**Your assignment**
Within the records that follow, determine how many lines include the word "icon". State the number and nothing further.
- - -
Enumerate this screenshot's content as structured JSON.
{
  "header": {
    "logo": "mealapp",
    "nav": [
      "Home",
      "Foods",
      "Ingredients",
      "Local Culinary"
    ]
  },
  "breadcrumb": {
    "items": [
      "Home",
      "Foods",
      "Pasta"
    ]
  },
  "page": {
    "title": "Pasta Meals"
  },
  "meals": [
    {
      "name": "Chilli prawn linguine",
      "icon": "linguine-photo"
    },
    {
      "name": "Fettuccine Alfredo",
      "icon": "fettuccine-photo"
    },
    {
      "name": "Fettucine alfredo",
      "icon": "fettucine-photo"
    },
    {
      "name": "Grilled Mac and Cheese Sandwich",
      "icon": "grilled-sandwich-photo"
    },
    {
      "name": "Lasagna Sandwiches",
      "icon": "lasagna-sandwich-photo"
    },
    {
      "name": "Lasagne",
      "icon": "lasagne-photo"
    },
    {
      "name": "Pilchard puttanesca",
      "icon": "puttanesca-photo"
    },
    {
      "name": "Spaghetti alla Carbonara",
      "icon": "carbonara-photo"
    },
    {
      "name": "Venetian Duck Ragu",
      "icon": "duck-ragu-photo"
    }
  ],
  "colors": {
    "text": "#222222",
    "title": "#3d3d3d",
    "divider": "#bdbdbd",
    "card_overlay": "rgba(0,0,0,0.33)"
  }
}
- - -
**Expected answer**
9